Exercise objective: Only lines containing "aaya" are wanted from the data below. Copy those lines.

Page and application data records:
☆ ☆ ☆

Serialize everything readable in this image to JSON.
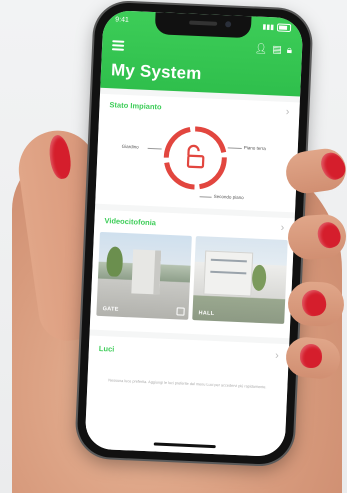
{
  "app": {
    "title": "My System",
    "status_time": "9:41",
    "header_icons": [
      "person-icon",
      "list-icon",
      "lock-icon"
    ]
  },
  "alarm_status": {
    "section_label": "Stato Impianto",
    "ring_labels": {
      "left": "Giardino",
      "right": "Piano terra",
      "bottom": "Secondo piano"
    }
  },
  "video_intercom": {
    "section_label": "Videocitofonia",
    "cameras": [
      {
        "label": "GATE"
      },
      {
        "label": "HALL"
      }
    ]
  },
  "lights": {
    "section_label": "Luci",
    "footer_note": "Nessuna luce preferita. Aggiungi le luci preferite dal menu Luci per accedervi più rapidamente."
  },
  "colors": {
    "accent": "#3dcd58",
    "alarm_ring": "#e2463f",
    "nail_polish": "#d51e2c"
  }
}
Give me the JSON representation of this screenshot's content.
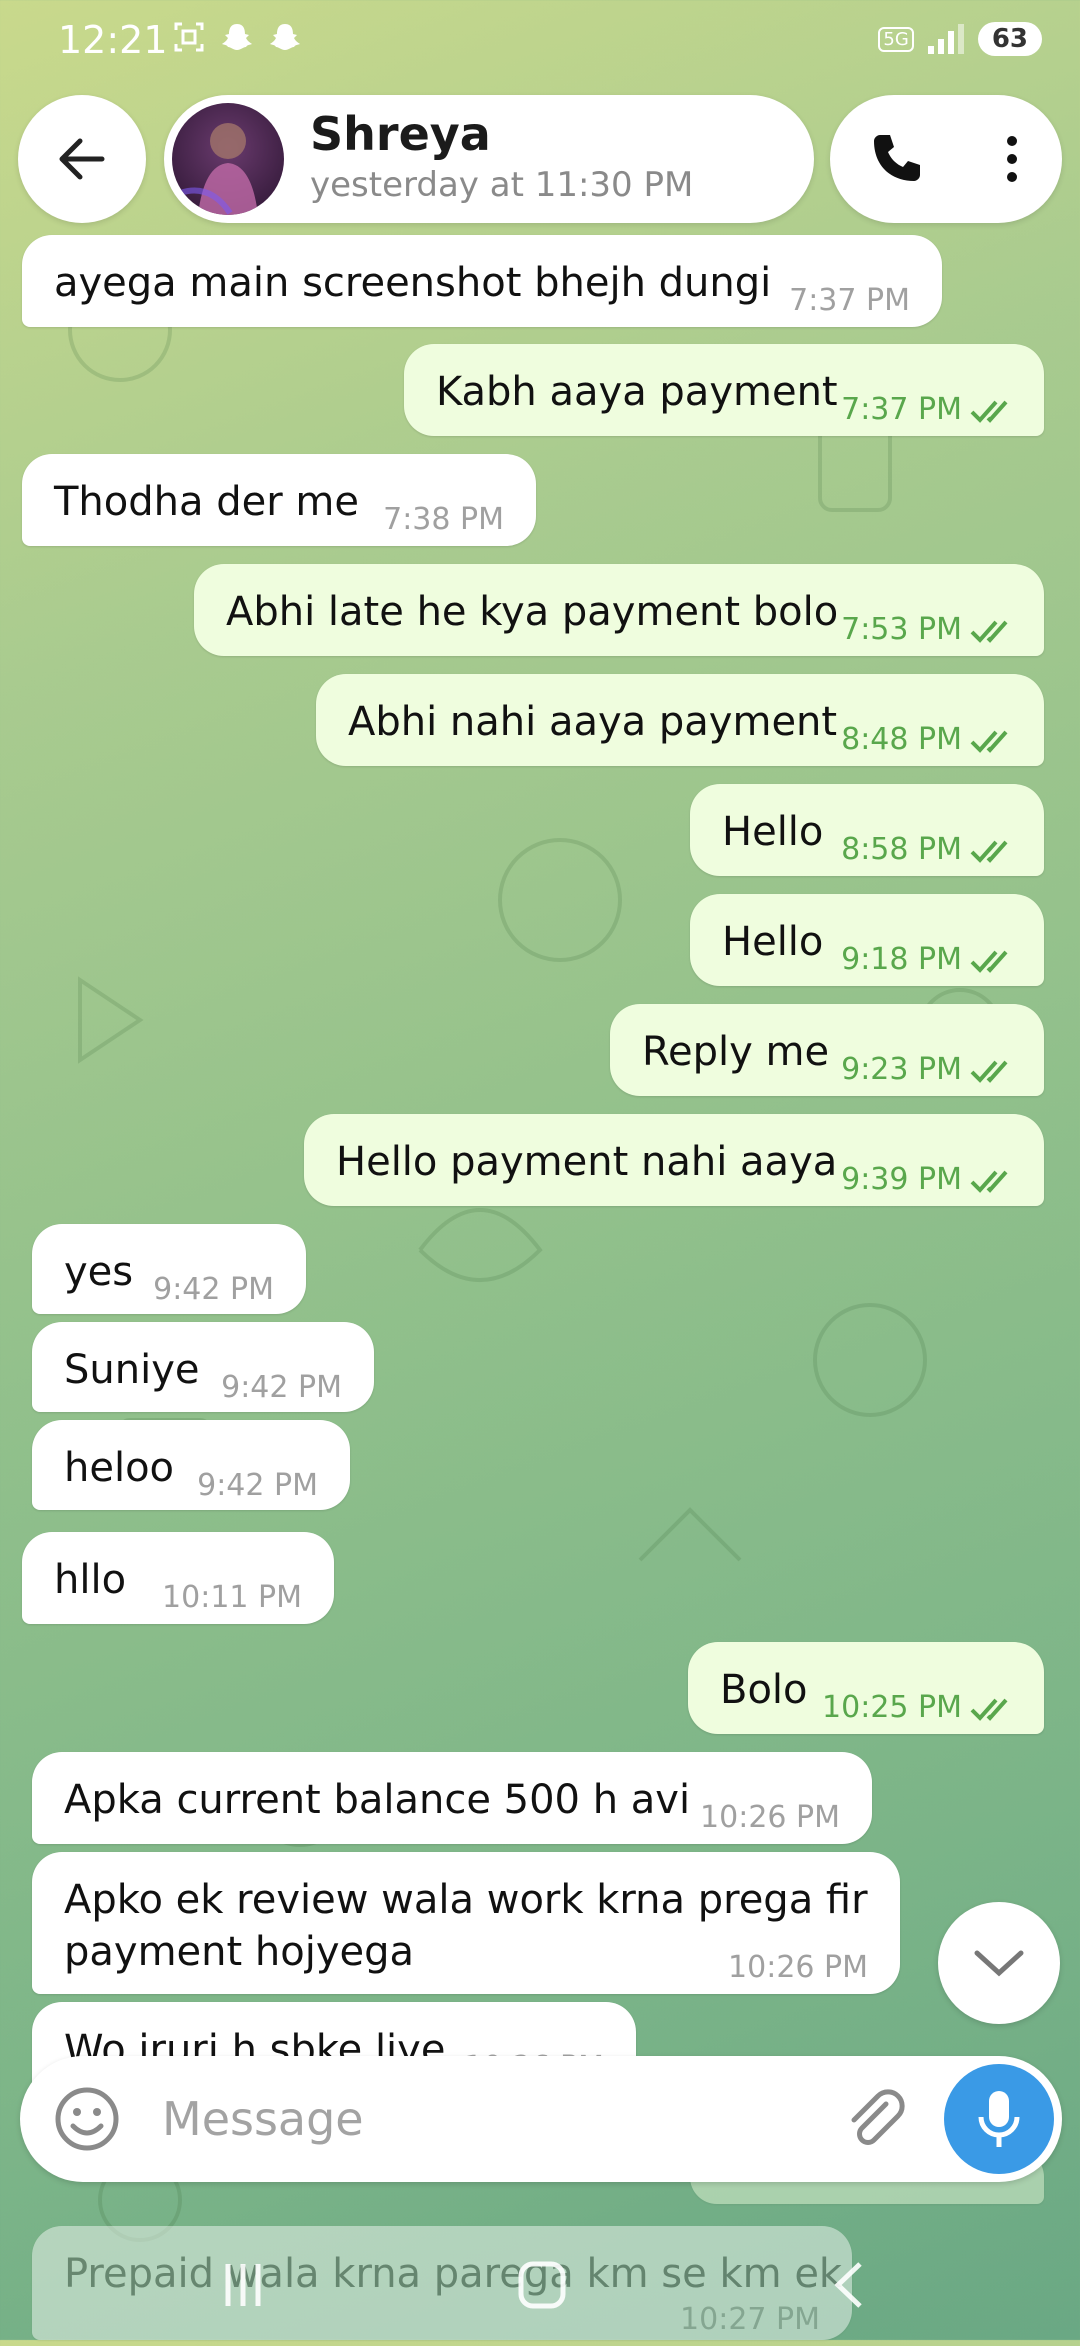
{
  "status_bar": {
    "time": "12:21",
    "network": "5G",
    "battery": "63"
  },
  "header": {
    "contact_name": "Shreya",
    "last_seen": "yesterday at 11:30 PM"
  },
  "messages": [
    {
      "dir": "in",
      "text": "ayega main screenshot bhejh dungi",
      "time": "7:37 PM"
    },
    {
      "dir": "out",
      "text": "Kabh aaya payment",
      "time": "7:37 PM"
    },
    {
      "dir": "in",
      "text": "Thodha der me",
      "time": "7:38 PM"
    },
    {
      "dir": "out",
      "text": "Abhi late he kya payment bolo",
      "time": "7:53 PM"
    },
    {
      "dir": "out",
      "text": "Abhi nahi aaya payment",
      "time": "8:48 PM"
    },
    {
      "dir": "out",
      "text": "Hello",
      "time": "8:58 PM"
    },
    {
      "dir": "out",
      "text": "Hello",
      "time": "9:18 PM"
    },
    {
      "dir": "out",
      "text": "Reply me",
      "time": "9:23 PM"
    },
    {
      "dir": "out",
      "text": "Hello payment nahi aaya",
      "time": "9:39 PM"
    },
    {
      "dir": "in",
      "text": "yes",
      "time": "9:42 PM"
    },
    {
      "dir": "in",
      "text": "Suniye",
      "time": "9:42 PM"
    },
    {
      "dir": "in",
      "text": "heloo",
      "time": "9:42 PM"
    },
    {
      "dir": "in",
      "text": "hllo",
      "time": "10:11 PM"
    },
    {
      "dir": "out",
      "text": "Bolo",
      "time": "10:25 PM"
    },
    {
      "dir": "in",
      "text": "Apka current balance 500 h avi",
      "time": "10:26 PM"
    },
    {
      "dir": "in",
      "text": "Apko ek review wala work krna prega fir",
      "text2": "payment hojyega",
      "time": "10:26 PM"
    },
    {
      "dir": "in",
      "text": "Wo jruri h sbke liye",
      "time": "10:26 PM"
    },
    {
      "dir": "in",
      "text": "Prepaid wala krna parega km se km ek",
      "time": "10:27 PM"
    }
  ],
  "composer": {
    "placeholder": "Message"
  },
  "icons": {
    "back": "arrow-left-icon",
    "phone": "phone-icon",
    "more": "more-vertical-icon",
    "emoji": "smiley-icon",
    "attach": "paperclip-icon",
    "mic": "microphone-icon",
    "scroll_down": "chevron-down-icon",
    "read": "double-check-icon"
  },
  "colors": {
    "outgoing_bubble": "#effdde",
    "incoming_bubble": "#ffffff",
    "accent": "#3a9ae6",
    "time_outgoing": "#59a74c"
  }
}
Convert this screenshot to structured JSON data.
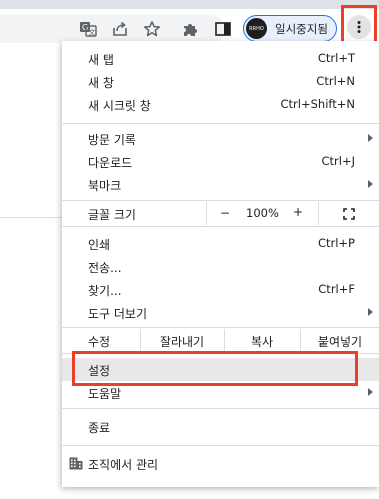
{
  "toolbar": {
    "icons": [
      "translate-icon",
      "share-icon",
      "bookmark-star-icon",
      "extensions-puzzle-icon",
      "side-panel-icon",
      "more-vert-icon"
    ],
    "profile": {
      "avatar_text": "RRHO",
      "name": "일시중지됨"
    }
  },
  "menu": {
    "new_tab": {
      "label": "새 탭",
      "shortcut": "Ctrl+T"
    },
    "new_window": {
      "label": "새 창",
      "shortcut": "Ctrl+N"
    },
    "new_incognito": {
      "label": "새 시크릿 창",
      "shortcut": "Ctrl+Shift+N"
    },
    "history": {
      "label": "방문 기록"
    },
    "downloads": {
      "label": "다운로드",
      "shortcut": "Ctrl+J"
    },
    "bookmarks": {
      "label": "북마크"
    },
    "zoom": {
      "label": "글꼴 크기",
      "minus": "−",
      "value": "100%",
      "plus": "+"
    },
    "print": {
      "label": "인쇄",
      "shortcut": "Ctrl+P"
    },
    "cast": {
      "label": "전송..."
    },
    "find": {
      "label": "찾기...",
      "shortcut": "Ctrl+F"
    },
    "more_tools": {
      "label": "도구 더보기"
    },
    "edit": {
      "label": "수정",
      "cut": "잘라내기",
      "copy": "복사",
      "paste": "붙여넣기"
    },
    "settings": {
      "label": "설정"
    },
    "help": {
      "label": "도움말"
    },
    "exit": {
      "label": "종료"
    },
    "managed": {
      "label": "조직에서 관리"
    }
  },
  "colors": {
    "highlight_annotation": "#e8412a",
    "profile_chip_border": "#1a73e8",
    "hover_row": "#e8e8e9"
  }
}
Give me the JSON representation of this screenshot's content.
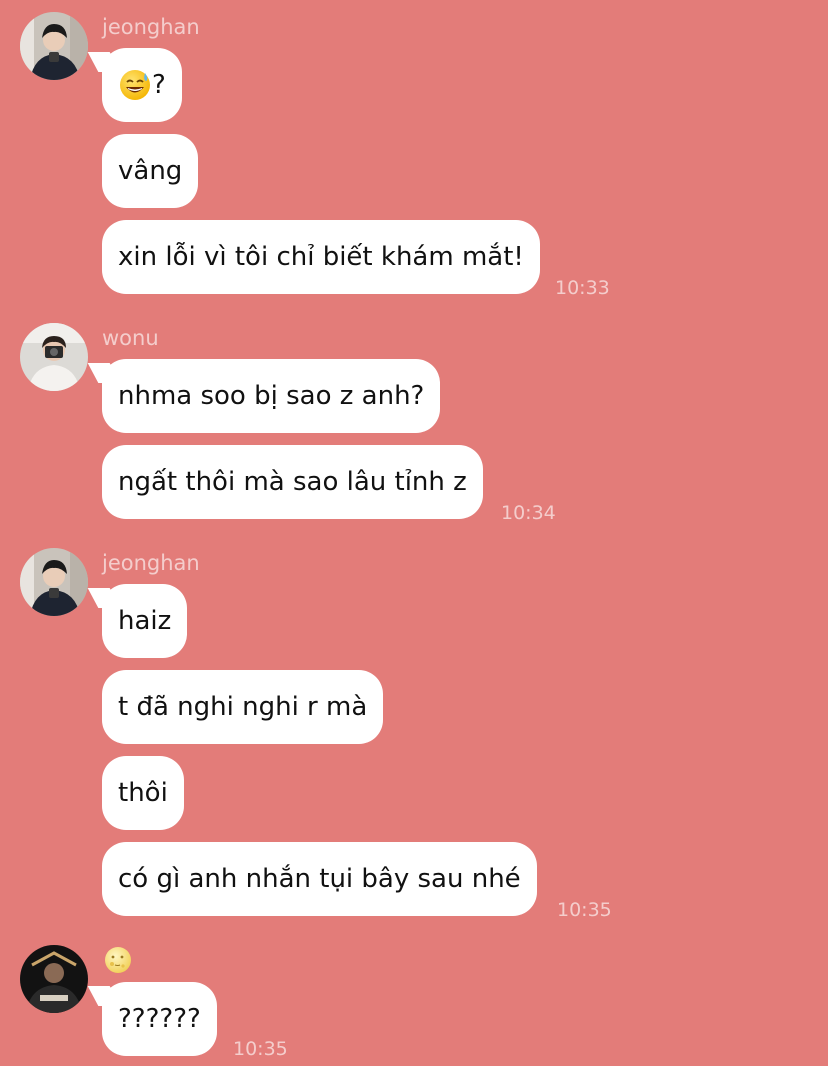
{
  "theme": {
    "background": "#e37c79",
    "bubble": "#ffffff",
    "meta_text": "rgba(255,255,255,0.62)"
  },
  "messages": [
    {
      "sender": "jeonghan",
      "avatar_icon": "avatar-photo-jeonghan",
      "bubbles": [
        {
          "emoji": "sweat-smile-emoji",
          "text": "?"
        },
        {
          "text": "vâng"
        },
        {
          "text": "xin lỗi vì tôi chỉ biết khám mắt!"
        }
      ],
      "time": "10:33"
    },
    {
      "sender": "wonu",
      "avatar_icon": "avatar-photo-wonu",
      "bubbles": [
        {
          "text": "nhma soo bị sao z anh?"
        },
        {
          "text": "ngất thôi mà sao lâu tỉnh z"
        }
      ],
      "time": "10:34"
    },
    {
      "sender": "jeonghan",
      "avatar_icon": "avatar-photo-jeonghan",
      "bubbles": [
        {
          "text": "haiz"
        },
        {
          "text": "t đã nghi nghi r mà"
        },
        {
          "text": "thôi"
        },
        {
          "text": "có gì anh nhắn tụi bây sau nhé"
        }
      ],
      "time": "10:35"
    },
    {
      "sender_icon": "moon-face-emoji",
      "avatar_icon": "avatar-photo-dark",
      "bubbles": [
        {
          "text": "??????"
        }
      ],
      "time": "10:35"
    }
  ]
}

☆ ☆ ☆

Answer to this exercise:
      "text": "Kabh aaya payment",
      "text": "Abhi nahi aaya payment",
      "text": "Hello payment nahi aaya",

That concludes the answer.